City will get artistic at Summer Celebration
Estacada's big arts-themed block party is just around the corner.
The annual Summer Celebration is scheduled for Friday and Saturday, July 26 and 27. During the event on Broadway Street, children can participate in craft activities, musicians will perform, attendees can admire and purchase art and members of The Artback will work on their annual mural project.
Giant puppets will adorn the street, where artists will also be painting a colorful labyrinth and carving totem poles. A walk down the street will connect attendees with children's activities and artists selling a variety of unique wares.
Live music on Friday will include The Casimir Effect and Bridge City Soul, while Saturday's musical lineup includes DJ Anjali & The Incredible Kid, Unit Souzou, O Brother, Smut City Jellyroll Society, Dina Y Los Rumbreros and Harvey Brindall and The Tablerockers.
Additional performances on Saturday will include a clown show from Circus Cascadia, with the opportunity to learn some tricks of the circus trade during later workshops.
Additional activities for children will include bubble art, face painting, clay creations, bookmark making, jewelry designing, rock painting, pioneer crafts, rock painting, fish prints and even an instrument petting zoo.
Meanwhile, members of the Skip-a-Week Quilt club will host their annual show from 10 a.m. to 5 p.m. on both Friday and Saturday, at Estacada First Baptist Church, 29101 S.E. Eagle Creek Road. Along with more than 100 quilts on display, there will be fabric for purchase and refreshments.
While attendees enjoy everything from circus antics to totem poles and quilts to children's activities, members of The Artback will be restoring John Freese's 2001 design, "The Longhouse Mural," at 280 S. Broadway St. Artback has been painting murals around the town since 1994, and each year they alternate between creat-
ing a new design and restoring an old
Summer Celebration festivities got their start 20 years ago to celebrate Artback's annual project.
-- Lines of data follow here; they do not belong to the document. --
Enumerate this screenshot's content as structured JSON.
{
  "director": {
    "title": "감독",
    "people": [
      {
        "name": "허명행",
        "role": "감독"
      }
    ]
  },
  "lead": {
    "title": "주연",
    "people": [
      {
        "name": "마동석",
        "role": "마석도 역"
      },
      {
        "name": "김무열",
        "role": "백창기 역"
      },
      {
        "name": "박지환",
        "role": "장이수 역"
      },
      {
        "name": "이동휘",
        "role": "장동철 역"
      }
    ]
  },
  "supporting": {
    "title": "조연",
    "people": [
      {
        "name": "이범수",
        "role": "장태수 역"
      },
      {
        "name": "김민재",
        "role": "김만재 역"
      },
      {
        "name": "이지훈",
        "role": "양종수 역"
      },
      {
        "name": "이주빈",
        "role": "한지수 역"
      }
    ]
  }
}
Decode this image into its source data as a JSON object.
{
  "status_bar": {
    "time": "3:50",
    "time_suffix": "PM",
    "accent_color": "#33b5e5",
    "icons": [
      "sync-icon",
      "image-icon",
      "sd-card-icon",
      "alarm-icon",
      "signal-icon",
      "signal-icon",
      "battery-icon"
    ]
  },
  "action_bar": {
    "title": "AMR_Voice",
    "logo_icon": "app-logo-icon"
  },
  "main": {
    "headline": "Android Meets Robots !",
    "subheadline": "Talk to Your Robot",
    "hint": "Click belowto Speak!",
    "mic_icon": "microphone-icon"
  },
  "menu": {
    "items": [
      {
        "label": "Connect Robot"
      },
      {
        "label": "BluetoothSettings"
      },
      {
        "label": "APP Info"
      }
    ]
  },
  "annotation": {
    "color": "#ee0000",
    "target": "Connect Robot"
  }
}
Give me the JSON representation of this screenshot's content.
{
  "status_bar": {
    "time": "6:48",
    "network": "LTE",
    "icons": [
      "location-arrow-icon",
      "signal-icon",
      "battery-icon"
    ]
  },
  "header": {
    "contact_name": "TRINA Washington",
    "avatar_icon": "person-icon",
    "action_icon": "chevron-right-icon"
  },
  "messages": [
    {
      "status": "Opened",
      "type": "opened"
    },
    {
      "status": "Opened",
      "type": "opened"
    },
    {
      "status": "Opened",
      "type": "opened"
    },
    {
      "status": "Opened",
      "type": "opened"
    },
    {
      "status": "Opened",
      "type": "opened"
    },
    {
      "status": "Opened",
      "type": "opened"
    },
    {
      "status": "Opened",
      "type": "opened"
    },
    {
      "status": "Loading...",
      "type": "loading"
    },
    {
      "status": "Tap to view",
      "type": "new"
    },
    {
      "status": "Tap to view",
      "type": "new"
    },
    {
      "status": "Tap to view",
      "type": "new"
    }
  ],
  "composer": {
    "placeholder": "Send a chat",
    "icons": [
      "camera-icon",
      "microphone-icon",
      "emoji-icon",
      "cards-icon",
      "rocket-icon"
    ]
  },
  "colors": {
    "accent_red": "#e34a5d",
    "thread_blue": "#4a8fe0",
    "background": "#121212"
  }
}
For additional information about the event, visit .
Quality local journalism takes time and money, which comes, in part, from paying readers. If you enjoy articles like this one, please consider supporting us.
(It costs just a few cents a day.)